The subscription is not expensive, but personally, I am not comfortable buying newsletters that are associated with Stanberry Research after learning about the fraud lawsuits.
Alternatives to David Eifrig’s Retirement Millionaire
Motley Fool Stock Advisor is focused on giving stock recommendations that are high-quality companies with long-term growth potential, which suits my investment philosophy.
The reason why I subscribe to Stock Advisor is to get stock ideas as Motley Fool has a proven record of finding stocks with massive upside potential.
Personally, I don’t buy every single stock recommendation.
What I do is that if I find any interesting stock pick, I will do my own research again.
Below is the performance comparison between Motley Fool Stock Advisor and S&P 500 between 2002 and 5th September 2023.
As of 5th September 2023, average Motley Fool Stock Advisor recommendations have returned over 510% since inception while the S&P 500 has returned 132%.
In short, the Motley Fool Stock Advisor has outperformed the market 3 to 1.
But, what about its individual stock picks?
This metric is important because I might not be buying every single stock recommendation made by the Motley Fool Stock Advisor.
Below is a table that shows you the performance of individual stock picks over the years.
As of 6th September 2023, Motley Fool Stock Advisor has had 173 stock recommendations with 100%+ returns.
[Past performance is no guarantee of future results. Individual investment results may vary. All investing involves risk of loss.]
Will the Motley Fool Stock Advisor always be right about their stock recommendations?
No, because no one can be right about their stock picks 100% of the time.
Let me sidetrack a bit here.
If any stock picking service tells you that they have a close to 100% success rate on their stock picks and can guarantee you high investment returns, you should definitely stay away.
Even Warren Buffet has loss-making stocks in his portfolio, but he still achieves above-average returns because a few big gainers in the portfolio can make up for the under-performers.
What I like about the Motley Fool Stock Advisor is that they are very open and transparent about their bad investments.
As a member, I can see the performance of ALL its past and current stock recommendations (even for closed positions).
Some other stock-picking services that I’ve tried, don’t publish the performance of all their past and current stock recommendations, so it’s not easy for you to find out their true track record.
For example, the year 2022 has not been good for high-growth stocks because of rising interest rates and high inflation.
So, you can see a lot of Motley Fool Stock Advisor’s stock recommendations are not doing very well.

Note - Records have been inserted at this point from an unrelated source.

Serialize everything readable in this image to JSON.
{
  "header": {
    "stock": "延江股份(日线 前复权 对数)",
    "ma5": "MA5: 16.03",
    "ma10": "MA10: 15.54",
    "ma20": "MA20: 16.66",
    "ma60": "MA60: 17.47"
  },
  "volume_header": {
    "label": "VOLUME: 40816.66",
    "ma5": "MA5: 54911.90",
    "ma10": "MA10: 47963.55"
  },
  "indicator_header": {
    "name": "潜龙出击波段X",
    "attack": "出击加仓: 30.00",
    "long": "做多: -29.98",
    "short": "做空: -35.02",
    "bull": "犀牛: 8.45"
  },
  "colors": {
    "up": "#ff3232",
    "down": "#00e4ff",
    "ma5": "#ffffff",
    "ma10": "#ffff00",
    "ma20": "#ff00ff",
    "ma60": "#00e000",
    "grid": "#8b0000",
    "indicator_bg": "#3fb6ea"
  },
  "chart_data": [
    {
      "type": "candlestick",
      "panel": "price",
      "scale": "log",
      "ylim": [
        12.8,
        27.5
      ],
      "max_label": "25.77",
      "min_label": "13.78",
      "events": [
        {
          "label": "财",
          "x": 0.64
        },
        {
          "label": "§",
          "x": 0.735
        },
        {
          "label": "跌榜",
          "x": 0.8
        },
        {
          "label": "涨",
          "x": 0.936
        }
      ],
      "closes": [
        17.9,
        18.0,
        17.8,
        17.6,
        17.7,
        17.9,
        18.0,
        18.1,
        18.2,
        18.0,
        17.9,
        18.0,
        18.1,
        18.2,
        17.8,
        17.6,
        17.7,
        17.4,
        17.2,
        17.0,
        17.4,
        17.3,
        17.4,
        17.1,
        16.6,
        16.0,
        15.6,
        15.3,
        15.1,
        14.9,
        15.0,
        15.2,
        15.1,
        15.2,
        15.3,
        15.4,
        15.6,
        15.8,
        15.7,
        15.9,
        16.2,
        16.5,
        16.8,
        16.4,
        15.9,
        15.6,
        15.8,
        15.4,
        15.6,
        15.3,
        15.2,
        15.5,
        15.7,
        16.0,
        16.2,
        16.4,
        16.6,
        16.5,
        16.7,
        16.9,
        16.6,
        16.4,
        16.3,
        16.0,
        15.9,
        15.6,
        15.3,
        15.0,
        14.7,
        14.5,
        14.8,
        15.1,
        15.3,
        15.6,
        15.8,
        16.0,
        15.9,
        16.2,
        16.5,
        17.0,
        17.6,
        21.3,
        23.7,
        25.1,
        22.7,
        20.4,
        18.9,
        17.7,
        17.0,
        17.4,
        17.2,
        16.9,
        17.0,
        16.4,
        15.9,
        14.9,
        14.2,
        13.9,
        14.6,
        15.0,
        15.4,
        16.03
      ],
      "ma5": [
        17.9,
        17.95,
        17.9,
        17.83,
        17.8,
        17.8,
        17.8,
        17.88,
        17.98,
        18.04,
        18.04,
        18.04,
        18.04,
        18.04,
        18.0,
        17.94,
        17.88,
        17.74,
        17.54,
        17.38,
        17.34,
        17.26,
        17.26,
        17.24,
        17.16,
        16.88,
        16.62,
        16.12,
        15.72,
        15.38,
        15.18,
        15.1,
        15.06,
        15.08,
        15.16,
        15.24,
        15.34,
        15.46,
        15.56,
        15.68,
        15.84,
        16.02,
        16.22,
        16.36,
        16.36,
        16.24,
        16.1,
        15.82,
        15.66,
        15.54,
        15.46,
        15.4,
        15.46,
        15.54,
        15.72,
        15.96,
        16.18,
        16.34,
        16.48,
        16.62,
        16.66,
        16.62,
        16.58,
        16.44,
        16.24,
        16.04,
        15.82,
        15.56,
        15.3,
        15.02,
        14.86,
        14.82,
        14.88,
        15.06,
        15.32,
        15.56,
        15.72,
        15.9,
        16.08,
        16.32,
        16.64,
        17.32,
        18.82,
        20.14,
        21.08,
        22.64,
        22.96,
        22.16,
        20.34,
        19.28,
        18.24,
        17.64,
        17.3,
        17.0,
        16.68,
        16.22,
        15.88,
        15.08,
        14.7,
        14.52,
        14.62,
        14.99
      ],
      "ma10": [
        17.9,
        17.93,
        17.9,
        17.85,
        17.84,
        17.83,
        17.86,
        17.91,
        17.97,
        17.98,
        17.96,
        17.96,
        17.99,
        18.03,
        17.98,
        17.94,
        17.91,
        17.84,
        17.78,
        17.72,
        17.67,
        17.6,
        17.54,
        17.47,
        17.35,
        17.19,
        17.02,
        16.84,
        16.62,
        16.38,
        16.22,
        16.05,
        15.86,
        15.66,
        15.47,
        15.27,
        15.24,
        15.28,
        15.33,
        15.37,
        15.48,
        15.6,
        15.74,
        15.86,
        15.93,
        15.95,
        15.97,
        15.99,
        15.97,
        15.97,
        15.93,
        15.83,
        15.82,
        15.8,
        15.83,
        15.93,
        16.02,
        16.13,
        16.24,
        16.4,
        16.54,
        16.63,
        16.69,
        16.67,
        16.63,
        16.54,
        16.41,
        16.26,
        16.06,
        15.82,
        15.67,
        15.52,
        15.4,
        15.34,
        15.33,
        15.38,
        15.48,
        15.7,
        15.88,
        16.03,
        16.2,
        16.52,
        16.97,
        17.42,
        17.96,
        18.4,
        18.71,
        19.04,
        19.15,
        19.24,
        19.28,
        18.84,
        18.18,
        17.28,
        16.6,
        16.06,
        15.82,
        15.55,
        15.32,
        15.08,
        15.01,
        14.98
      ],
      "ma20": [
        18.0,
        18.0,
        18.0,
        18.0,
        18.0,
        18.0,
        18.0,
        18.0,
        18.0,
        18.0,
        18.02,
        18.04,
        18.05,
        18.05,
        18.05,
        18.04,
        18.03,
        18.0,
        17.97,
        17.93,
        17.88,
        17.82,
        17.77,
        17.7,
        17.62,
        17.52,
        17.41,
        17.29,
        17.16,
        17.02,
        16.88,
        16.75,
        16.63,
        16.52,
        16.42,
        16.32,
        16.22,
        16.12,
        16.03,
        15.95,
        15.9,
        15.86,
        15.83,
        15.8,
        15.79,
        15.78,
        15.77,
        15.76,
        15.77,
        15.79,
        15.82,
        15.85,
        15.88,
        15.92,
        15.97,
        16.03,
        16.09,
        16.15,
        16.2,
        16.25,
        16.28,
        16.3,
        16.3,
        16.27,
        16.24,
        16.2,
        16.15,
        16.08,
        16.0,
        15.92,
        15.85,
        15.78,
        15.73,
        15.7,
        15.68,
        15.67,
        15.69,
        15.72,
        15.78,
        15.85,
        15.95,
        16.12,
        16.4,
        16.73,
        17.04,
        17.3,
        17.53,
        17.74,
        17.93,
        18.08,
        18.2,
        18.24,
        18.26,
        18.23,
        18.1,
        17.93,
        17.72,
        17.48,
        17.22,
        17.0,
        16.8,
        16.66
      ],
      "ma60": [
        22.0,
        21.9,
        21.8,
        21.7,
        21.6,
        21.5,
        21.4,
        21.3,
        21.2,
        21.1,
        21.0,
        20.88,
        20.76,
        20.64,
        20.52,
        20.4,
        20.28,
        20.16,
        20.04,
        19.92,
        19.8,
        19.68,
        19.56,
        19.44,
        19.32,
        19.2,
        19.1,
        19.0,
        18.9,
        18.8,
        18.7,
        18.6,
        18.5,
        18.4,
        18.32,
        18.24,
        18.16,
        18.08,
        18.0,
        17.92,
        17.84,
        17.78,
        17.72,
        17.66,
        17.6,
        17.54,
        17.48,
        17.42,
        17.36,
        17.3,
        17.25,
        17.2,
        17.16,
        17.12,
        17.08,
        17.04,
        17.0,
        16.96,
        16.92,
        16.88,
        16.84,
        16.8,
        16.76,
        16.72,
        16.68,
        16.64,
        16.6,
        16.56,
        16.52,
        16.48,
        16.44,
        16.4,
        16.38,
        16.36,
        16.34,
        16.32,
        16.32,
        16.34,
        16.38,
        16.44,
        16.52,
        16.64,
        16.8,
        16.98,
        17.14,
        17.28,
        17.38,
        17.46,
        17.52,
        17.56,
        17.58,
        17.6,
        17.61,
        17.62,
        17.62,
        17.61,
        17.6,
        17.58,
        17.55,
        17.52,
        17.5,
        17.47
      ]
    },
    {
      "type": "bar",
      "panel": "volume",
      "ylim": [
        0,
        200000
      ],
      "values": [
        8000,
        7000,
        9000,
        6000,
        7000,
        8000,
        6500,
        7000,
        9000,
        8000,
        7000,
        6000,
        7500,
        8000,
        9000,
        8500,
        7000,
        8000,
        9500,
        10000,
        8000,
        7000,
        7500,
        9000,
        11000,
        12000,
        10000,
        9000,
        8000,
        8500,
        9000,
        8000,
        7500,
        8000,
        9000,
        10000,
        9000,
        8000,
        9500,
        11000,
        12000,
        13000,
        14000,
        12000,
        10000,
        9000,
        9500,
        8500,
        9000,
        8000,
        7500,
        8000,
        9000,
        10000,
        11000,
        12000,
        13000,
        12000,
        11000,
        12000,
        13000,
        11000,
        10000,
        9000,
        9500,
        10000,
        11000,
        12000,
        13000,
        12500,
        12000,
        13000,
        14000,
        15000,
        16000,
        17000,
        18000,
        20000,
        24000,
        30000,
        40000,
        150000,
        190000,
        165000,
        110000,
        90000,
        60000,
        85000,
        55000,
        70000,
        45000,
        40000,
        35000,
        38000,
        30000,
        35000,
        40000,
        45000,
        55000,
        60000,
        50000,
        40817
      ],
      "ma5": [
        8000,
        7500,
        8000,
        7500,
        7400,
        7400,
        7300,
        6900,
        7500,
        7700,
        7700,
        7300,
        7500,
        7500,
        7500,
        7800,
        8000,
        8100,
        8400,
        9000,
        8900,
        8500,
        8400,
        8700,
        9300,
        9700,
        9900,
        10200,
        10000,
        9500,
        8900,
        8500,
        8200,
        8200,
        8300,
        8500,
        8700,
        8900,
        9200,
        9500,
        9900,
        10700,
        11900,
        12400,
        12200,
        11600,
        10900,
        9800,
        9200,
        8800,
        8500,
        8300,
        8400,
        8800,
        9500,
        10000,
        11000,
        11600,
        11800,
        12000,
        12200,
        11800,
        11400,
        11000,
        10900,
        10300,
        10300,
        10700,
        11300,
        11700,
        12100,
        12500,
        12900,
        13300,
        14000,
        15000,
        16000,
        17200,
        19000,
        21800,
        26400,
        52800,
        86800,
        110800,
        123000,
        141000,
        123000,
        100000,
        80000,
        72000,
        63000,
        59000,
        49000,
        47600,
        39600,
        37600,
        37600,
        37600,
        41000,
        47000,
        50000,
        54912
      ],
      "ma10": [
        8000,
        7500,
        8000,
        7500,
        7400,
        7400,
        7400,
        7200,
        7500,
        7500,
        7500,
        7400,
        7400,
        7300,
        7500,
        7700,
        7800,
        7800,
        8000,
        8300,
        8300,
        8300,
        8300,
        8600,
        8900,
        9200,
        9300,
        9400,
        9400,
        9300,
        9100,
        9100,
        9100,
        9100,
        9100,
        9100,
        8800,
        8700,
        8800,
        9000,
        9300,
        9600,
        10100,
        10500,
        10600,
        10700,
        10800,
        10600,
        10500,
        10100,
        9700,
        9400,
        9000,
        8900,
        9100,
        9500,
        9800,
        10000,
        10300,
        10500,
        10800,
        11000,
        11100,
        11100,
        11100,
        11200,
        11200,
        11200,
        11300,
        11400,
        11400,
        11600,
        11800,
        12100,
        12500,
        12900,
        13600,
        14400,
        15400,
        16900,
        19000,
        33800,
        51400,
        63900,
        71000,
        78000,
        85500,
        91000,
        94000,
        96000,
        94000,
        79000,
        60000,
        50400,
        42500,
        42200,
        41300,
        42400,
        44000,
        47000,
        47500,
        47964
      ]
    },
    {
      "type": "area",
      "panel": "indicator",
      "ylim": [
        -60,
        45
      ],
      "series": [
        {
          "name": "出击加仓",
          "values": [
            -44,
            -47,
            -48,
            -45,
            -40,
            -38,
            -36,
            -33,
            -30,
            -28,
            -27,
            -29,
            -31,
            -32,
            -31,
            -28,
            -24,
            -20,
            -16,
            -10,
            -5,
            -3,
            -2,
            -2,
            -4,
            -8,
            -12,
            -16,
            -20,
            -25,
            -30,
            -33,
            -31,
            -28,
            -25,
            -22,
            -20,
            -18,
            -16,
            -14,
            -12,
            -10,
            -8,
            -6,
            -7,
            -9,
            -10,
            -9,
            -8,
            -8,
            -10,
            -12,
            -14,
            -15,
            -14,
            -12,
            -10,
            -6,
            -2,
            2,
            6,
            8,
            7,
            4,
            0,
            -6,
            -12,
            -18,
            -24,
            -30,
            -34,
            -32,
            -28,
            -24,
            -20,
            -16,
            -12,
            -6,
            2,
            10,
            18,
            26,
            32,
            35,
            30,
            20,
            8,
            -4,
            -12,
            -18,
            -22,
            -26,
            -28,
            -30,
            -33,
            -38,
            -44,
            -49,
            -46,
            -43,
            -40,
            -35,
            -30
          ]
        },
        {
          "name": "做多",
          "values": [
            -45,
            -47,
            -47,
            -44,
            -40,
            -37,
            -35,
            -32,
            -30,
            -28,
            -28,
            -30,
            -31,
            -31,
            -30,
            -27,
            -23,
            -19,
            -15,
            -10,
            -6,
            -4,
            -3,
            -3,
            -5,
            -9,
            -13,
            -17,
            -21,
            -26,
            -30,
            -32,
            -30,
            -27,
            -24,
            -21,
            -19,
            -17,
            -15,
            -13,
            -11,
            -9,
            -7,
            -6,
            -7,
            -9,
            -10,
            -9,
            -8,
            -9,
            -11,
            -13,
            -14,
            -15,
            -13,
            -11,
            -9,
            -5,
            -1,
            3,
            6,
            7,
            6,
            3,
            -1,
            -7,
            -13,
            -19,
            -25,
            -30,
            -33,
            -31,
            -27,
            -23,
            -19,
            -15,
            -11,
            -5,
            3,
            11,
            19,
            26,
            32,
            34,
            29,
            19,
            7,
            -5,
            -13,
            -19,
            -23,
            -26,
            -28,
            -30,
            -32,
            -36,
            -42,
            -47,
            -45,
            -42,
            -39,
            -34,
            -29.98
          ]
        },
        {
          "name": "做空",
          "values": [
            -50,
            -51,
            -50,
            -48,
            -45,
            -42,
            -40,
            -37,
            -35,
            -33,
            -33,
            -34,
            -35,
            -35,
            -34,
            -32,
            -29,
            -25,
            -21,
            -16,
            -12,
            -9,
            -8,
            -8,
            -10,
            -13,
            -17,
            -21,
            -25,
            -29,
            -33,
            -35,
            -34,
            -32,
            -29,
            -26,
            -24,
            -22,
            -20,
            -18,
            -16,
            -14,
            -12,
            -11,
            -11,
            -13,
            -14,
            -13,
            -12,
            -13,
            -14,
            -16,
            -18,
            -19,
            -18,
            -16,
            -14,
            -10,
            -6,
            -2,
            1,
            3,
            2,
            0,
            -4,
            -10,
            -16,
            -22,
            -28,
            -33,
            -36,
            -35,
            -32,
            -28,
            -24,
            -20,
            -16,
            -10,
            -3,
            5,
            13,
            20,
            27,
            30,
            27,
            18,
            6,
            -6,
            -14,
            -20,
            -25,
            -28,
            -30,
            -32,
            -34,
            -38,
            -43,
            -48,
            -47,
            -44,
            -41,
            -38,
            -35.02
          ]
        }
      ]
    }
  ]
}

The truth is that other stock-picking services are not doing well either because of the stock market crash.
Do I still think it’s worth subscribing to the Motley Fool Stock Advisor?
My answer is yes.
The stock market goes up and down all the time.
Every few years, there is a bear market.
According to Peter Lynch who is a legendary fund manager, far more money has been lost by investors trying to anticipate correction than lost in corrections themselves.
In fact, I think the bear market is the BEST time to start investing in the stock market.
During a bear market, it’s more likely to find great businesses selling at very cheap prices because people are just selling out of fear when the business is still fundamentally sound.
A market crash is a time when huge wealth transfers from irrational and emotional investors to patient and rational investors.
So, if you are thinking of getting into stock investing, I highly recommend the Motley Fool Stock Advisor because I think there are a lot of well-researched stock recommendations.
In terms of pricing, Motley Fool Stock Advisor is also much more affordable.
Usually, its annual subscription is $199.
Right now, there’s a special limited-time $79 offer* for new members for the first year when you click the link here to try it out for 30 days with a Membership-Fee-Back Guarantee. (*Billed annually. Introductory price for the first year for new members only. First-year bills at $79 and renews at $199)
So, for $79 a year- that’s just $1.60 a week – you can gain unlimited access to their library of expert stock recommendations which are carefully selected to help you grow your wealth.